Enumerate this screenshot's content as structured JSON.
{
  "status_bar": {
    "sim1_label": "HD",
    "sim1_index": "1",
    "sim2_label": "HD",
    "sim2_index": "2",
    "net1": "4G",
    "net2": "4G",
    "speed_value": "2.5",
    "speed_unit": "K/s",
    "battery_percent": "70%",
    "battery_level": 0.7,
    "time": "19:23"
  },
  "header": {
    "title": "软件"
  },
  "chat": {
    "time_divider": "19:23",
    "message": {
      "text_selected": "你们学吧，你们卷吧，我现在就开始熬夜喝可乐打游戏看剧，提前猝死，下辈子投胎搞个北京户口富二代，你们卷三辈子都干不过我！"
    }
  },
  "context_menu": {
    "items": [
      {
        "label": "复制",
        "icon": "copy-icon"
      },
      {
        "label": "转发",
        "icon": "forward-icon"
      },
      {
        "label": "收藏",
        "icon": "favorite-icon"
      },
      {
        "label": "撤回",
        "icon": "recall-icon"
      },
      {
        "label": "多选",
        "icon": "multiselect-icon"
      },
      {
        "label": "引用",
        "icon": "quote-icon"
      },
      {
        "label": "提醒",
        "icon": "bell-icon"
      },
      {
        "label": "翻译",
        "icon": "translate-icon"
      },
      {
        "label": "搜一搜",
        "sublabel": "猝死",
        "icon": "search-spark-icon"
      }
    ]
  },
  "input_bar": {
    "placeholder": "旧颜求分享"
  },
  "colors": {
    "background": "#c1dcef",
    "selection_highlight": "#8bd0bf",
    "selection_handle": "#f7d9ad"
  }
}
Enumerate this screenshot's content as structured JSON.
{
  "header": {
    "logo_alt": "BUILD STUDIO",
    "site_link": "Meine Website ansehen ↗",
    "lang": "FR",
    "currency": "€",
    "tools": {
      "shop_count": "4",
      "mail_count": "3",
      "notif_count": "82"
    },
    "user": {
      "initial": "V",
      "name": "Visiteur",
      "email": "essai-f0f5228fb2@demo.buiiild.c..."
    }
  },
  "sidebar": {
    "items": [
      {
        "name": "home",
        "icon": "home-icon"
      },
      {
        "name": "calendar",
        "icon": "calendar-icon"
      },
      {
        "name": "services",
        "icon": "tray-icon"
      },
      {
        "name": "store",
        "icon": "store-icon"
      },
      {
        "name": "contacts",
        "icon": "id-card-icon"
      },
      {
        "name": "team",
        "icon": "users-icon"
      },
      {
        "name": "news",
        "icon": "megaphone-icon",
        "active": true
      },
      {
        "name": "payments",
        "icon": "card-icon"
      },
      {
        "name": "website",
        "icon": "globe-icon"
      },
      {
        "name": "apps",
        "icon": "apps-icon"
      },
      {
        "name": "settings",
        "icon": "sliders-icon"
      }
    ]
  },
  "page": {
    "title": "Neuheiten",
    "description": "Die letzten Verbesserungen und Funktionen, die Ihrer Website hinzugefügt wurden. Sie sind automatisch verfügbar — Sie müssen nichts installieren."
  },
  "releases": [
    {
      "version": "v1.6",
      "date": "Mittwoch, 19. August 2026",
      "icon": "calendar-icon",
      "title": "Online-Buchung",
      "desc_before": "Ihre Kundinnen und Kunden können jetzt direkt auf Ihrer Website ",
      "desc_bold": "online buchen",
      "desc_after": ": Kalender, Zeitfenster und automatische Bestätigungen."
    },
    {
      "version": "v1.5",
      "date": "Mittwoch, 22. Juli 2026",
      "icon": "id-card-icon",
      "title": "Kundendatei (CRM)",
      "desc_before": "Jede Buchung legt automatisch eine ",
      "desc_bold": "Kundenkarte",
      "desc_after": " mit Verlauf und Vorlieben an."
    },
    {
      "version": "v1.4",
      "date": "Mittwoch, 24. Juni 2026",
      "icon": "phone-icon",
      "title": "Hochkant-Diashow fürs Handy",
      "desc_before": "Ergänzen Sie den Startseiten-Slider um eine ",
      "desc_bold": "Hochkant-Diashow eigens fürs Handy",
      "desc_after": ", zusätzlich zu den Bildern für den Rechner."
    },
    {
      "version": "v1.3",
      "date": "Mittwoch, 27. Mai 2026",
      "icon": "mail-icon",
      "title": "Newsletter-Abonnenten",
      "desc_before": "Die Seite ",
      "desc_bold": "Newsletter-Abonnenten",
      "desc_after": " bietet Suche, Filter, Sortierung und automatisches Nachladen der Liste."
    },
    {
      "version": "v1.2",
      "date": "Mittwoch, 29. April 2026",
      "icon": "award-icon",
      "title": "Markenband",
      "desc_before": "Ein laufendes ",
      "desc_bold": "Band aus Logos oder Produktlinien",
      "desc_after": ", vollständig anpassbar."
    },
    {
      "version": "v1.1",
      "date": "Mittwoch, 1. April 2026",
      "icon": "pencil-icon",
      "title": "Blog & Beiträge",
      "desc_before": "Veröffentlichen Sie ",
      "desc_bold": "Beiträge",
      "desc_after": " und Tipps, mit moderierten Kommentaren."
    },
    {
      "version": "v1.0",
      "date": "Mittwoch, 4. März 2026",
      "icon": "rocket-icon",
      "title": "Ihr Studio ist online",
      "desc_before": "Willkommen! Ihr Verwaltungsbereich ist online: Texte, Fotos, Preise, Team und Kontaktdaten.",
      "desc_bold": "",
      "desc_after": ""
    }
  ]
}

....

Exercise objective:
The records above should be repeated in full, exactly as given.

Written response:
Enumerate this screenshot's content as structured JSON.
{
  "status_bar": {
    "sim1_label": "HD",
    "sim1_index": "1",
    "sim2_label": "HD",
    "sim2_index": "2",
    "net1": "4G",
    "net2": "4G",
    "speed_value": "2.5",
    "speed_unit": "K/s",
    "battery_percent": "70%",
    "battery_level": 0.7,
    "time": "19:23"
  },
  "header": {
    "title": "软件"
  },
  "chat": {
    "time_divider": "19:23",
    "message": {
      "text_selected": "你们学吧，你们卷吧，我现在就开始熬夜喝可乐打游戏看剧，提前猝死，下辈子投胎搞个北京户口富二代，你们卷三辈子都干不过我！"
    }
  },
  "context_menu": {
    "items": [
      {
        "label": "复制",
        "icon": "copy-icon"
      },
      {
        "label": "转发",
        "icon": "forward-icon"
      },
      {
        "label": "收藏",
        "icon": "favorite-icon"
      },
      {
        "label": "撤回",
        "icon": "recall-icon"
      },
      {
        "label": "多选",
        "icon": "multiselect-icon"
      },
      {
        "label": "引用",
        "icon": "quote-icon"
      },
      {
        "label": "提醒",
        "icon": "bell-icon"
      },
      {
        "label": "翻译",
        "icon": "translate-icon"
      },
      {
        "label": "搜一搜",
        "sublabel": "猝死",
        "icon": "search-spark-icon"
      }
    ]
  },
  "input_bar": {
    "placeholder": "旧颜求分享"
  },
  "colors": {
    "background": "#c1dcef",
    "selection_highlight": "#8bd0bf",
    "selection_handle": "#f7d9ad"
  }
}
Enumerate this screenshot's content as structured JSON.
{
  "header": {
    "logo_alt": "BUILD STUDIO",
    "site_link": "Meine Website ansehen ↗",
    "lang": "FR",
    "currency": "€",
    "tools": {
      "shop_count": "4",
      "mail_count": "3",
      "notif_count": "82"
    },
    "user": {
      "initial": "V",
      "name": "Visiteur",
      "email": "essai-f0f5228fb2@demo.buiiild.c..."
    }
  },
  "sidebar": {
    "items": [
      {
        "name": "home",
        "icon": "home-icon"
      },
      {
        "name": "calendar",
        "icon": "calendar-icon"
      },
      {
        "name": "services",
        "icon": "tray-icon"
      },
      {
        "name": "store",
        "icon": "store-icon"
      },
      {
        "name": "contacts",
        "icon": "id-card-icon"
      },
      {
        "name": "team",
        "icon": "users-icon"
      },
      {
        "name": "news",
        "icon": "megaphone-icon",
        "active": true
      },
      {
        "name": "payments",
        "icon": "card-icon"
      },
      {
        "name": "website",
        "icon": "globe-icon"
      },
      {
        "name": "apps",
        "icon": "apps-icon"
      },
      {
        "name": "settings",
        "icon": "sliders-icon"
      }
    ]
  },
  "page": {
    "title": "Neuheiten",
    "description": "Die letzten Verbesserungen und Funktionen, die Ihrer Website hinzugefügt wurden. Sie sind automatisch verfügbar — Sie müssen nichts installieren."
  },
  "releases": [
    {
      "version": "v1.6",
      "date": "Mittwoch, 19. August 2026",
      "icon": "calendar-icon",
      "title": "Online-Buchung",
      "desc_before": "Ihre Kundinnen und Kunden können jetzt direkt auf Ihrer Website ",
      "desc_bold": "online buchen",
      "desc_after": ": Kalender, Zeitfenster und automatische Bestätigungen."
    },
    {
      "version": "v1.5",
      "date": "Mittwoch, 22. Juli 2026",
      "icon": "id-card-icon",
      "title": "Kundendatei (CRM)",
      "desc_before": "Jede Buchung legt automatisch eine ",
      "desc_bold": "Kundenkarte",
      "desc_after": " mit Verlauf und Vorlieben an."
    },
    {
      "version": "v1.4",
      "date": "Mittwoch, 24. Juni 2026",
      "icon": "phone-icon",
      "title": "Hochkant-Diashow fürs Handy",
      "desc_before": "Ergänzen Sie den Startseiten-Slider um eine ",
      "desc_bold": "Hochkant-Diashow eigens fürs Handy",
      "desc_after": ", zusätzlich zu den Bildern für den Rechner."
    },
    {
      "version": "v1.3",
      "date": "Mittwoch, 27. Mai 2026",
      "icon": "mail-icon",
      "title": "Newsletter-Abonnenten",
      "desc_before": "Die Seite ",
      "desc_bold": "Newsletter-Abonnenten",
      "desc_after": " bietet Suche, Filter, Sortierung und automatisches Nachladen der Liste."
    },
    {
      "version": "v1.2",
      "date": "Mittwoch, 29. April 2026",
      "icon": "award-icon",
      "title": "Markenband",
      "desc_before": "Ein laufendes ",
      "desc_bold": "Band aus Logos oder Produktlinien",
      "desc_after": ", vollständig anpassbar."
    },
    {
      "version": "v1.1",
      "date": "Mittwoch, 1. April 2026",
      "icon": "pencil-icon",
      "title": "Blog & Beiträge",
      "desc_before": "Veröffentlichen Sie ",
      "desc_bold": "Beiträge",
      "desc_after": " und Tipps, mit moderierten Kommentaren."
    },
    {
      "version": "v1.0",
      "date": "Mittwoch, 4. März 2026",
      "icon": "rocket-icon",
      "title": "Ihr Studio ist online",
      "desc_before": "Willkommen! Ihr Verwaltungsbereich ist online: Texte, Fotos, Preise, Team und Kontaktdaten.",
      "desc_bold": "",
      "desc_after": ""
    }
  ]
}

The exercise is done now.